Demonstrations are a venerable Parisian tradition. They recall the whole history of the European Left in the 1960s, and perhaps even further back, to the dawn of the century, when the industrialists held all the power and the workers were the people.
Books, books, books and bookshops, bookshops, bookshops… Paris is brimming over with the printed page. The French devour books like famine struck Africans at a feast. At every corner, every neighborhood, every square and every street stands a bookstore, or maybe two: bookshops of every type and catering to every specialization, bookshops without number, as thronged with customers as our vegetable stalls and supermarkets. This is a people that read, a people of books and letters and writing, a people that treasure the art of conversation, pictures, sculptures and music as much as they adore good cheese, bread, wine and sartorial elegance.
Boulevard San Michel is an endless avenue of bookstores, especially those that deal in rare books, old records and antiques. It’s a thoroughfare for students, a place of longing and nostalgia for the ‘60s and ‘70s and the decades before. Here, fashion and culture are part of life, regulating and giving meaning to life and its pleasures.
San Germain is the home of the two legendary cafés, Les Deux Magots and Flore, where existentialism lives on. Between them lies the white, and even more famous, La Hune bookshop. To the rear is a street of art galleries running around the beautiful and ancient Art College. Everywhere one sees bookshops, flower stalls and galleries’ window displays. A thought comes to me: What is Paris were to swallow me up? I’ll go to the Gallimard studio and get my portrait taken. The intellectuals I was sitting with in a nearby café call this studio “Carmeline”, in tribute to its formidable presence in the history of French literature.

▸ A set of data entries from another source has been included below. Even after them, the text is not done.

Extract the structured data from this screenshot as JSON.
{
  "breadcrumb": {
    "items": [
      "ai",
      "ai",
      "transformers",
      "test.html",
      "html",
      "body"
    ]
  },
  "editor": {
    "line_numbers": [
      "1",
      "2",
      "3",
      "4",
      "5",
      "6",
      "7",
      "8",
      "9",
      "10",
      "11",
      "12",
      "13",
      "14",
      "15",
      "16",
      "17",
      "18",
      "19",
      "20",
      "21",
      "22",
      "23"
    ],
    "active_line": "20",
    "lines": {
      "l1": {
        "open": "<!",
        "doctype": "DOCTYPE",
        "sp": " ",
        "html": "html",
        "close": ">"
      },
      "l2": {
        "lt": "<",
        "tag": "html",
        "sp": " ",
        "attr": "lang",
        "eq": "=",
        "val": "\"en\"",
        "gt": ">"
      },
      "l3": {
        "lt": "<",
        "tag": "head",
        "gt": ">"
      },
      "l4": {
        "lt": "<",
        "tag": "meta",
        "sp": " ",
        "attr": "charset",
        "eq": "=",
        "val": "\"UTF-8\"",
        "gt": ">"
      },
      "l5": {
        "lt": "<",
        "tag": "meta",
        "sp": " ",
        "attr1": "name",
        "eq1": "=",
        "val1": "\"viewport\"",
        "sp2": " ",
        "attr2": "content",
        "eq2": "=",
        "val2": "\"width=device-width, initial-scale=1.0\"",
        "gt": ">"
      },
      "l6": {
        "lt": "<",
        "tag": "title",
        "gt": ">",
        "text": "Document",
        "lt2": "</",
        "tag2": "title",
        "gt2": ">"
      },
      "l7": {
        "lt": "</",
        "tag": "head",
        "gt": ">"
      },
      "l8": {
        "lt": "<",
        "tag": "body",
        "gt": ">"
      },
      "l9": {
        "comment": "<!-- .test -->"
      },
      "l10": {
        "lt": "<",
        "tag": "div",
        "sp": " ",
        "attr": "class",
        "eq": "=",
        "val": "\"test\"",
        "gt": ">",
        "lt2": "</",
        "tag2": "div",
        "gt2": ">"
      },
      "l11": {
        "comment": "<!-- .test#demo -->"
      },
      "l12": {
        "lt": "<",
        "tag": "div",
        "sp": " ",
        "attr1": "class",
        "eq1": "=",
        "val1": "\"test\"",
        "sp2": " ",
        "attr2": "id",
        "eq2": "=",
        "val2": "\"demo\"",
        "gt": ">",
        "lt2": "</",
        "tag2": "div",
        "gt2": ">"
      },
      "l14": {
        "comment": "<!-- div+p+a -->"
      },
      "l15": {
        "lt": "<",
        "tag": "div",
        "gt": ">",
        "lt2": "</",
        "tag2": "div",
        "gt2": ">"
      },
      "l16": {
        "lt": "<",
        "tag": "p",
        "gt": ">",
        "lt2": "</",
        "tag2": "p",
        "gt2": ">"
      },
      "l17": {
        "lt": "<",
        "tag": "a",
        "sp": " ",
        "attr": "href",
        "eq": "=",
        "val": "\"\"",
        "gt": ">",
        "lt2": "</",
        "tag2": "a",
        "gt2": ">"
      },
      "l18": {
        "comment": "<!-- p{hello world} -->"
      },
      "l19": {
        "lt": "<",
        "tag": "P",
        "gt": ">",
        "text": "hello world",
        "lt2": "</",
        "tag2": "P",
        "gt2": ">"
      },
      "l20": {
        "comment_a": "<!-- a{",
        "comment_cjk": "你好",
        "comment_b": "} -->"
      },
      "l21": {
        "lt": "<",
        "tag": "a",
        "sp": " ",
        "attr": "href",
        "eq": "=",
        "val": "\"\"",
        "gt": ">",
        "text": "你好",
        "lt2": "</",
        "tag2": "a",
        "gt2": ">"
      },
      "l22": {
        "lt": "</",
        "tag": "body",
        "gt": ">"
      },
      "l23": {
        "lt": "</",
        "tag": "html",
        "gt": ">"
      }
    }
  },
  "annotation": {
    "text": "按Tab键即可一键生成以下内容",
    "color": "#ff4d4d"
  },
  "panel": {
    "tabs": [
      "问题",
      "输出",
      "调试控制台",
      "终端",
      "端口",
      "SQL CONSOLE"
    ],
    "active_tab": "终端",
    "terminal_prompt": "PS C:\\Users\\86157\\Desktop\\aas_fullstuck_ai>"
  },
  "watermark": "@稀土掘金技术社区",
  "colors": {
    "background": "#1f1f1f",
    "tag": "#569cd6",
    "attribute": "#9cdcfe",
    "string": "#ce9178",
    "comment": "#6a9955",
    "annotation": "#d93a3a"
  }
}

I interview that epitomy of the opportunistic journalist, the man who always keeps his ears open, Phillipe Larouche. He agrees with me that the canceling of the French Book Fair in Beirut is a worrying development and a sign of cowardice and political ineffectiveness. Supporting Lebanon and its intellectuals cannot be effected by words alone, but through action. I meet Philippe Solers, a patriarch with a cigarette holder clamped between his teeth, who laughs when he hears the title of my book: Yasser Arafat Looked at Me. He tells me, “Now you have to write a book called

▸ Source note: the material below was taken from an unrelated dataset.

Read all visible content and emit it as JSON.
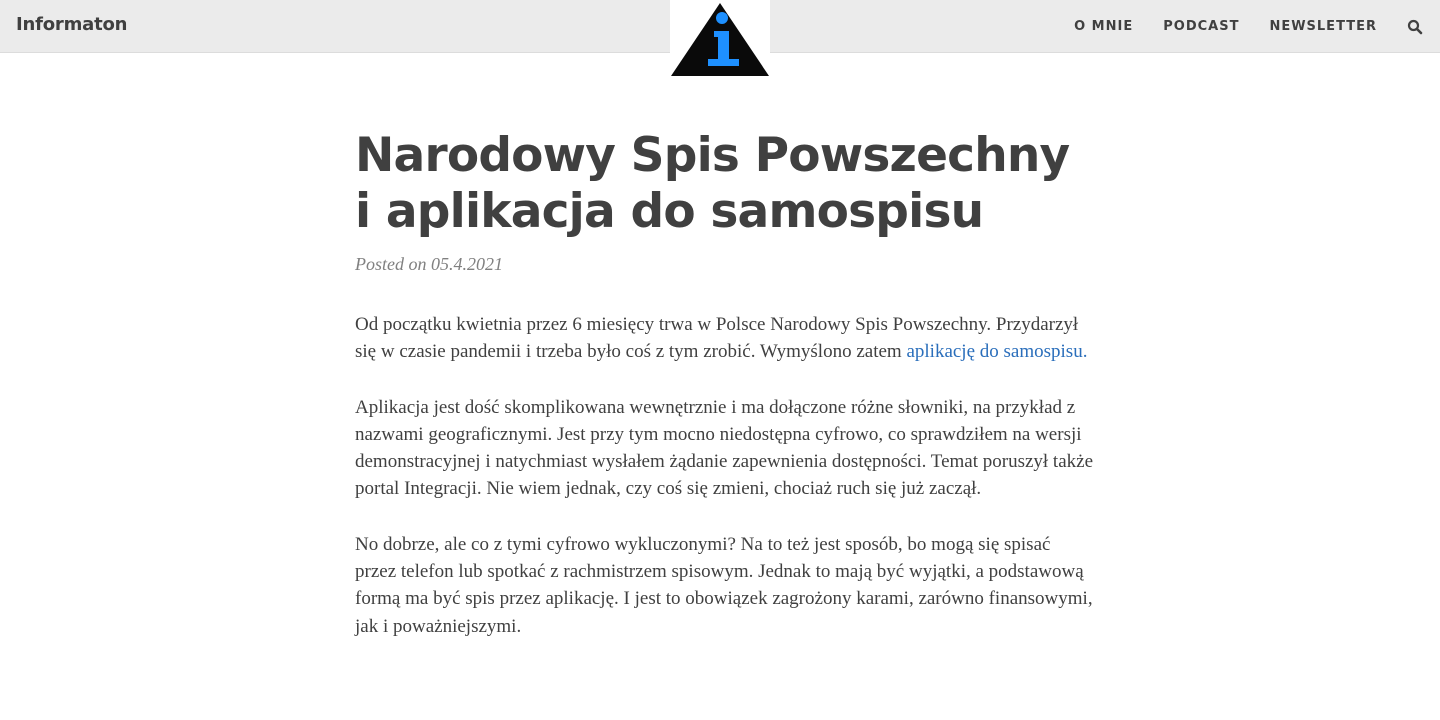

looked at me.” He shakes my hand with an avuncular mischievousness and goes on his way.
Arab and Muslim immigrants represent one of the most intractable paradoxes in Paris. Despite their historical proximity with Europe and France and despite the fact that the majority of them hail from North Africa (i.e. they speak French fluently), they refuse, by choice, to integrate, remaining cocooned and isolated at the bottom of the social ladder. The more recent (only twenty years old at most) Asian immigration to Paris, from a culture far further removed, has made dramatic progress by comparison. The Asians dress like the French, have no trouble in adopting French manners and customs and are sensitive to local social, moral and religious sensitivities. With the exception of a few individual success stories, Arab immigrants oscillate between failure, hatred and rejectionism.
I make my way back to Beirut, where politics is predicated on the erosion of the state and civilization. I return to my city, hoping against hope that help will come.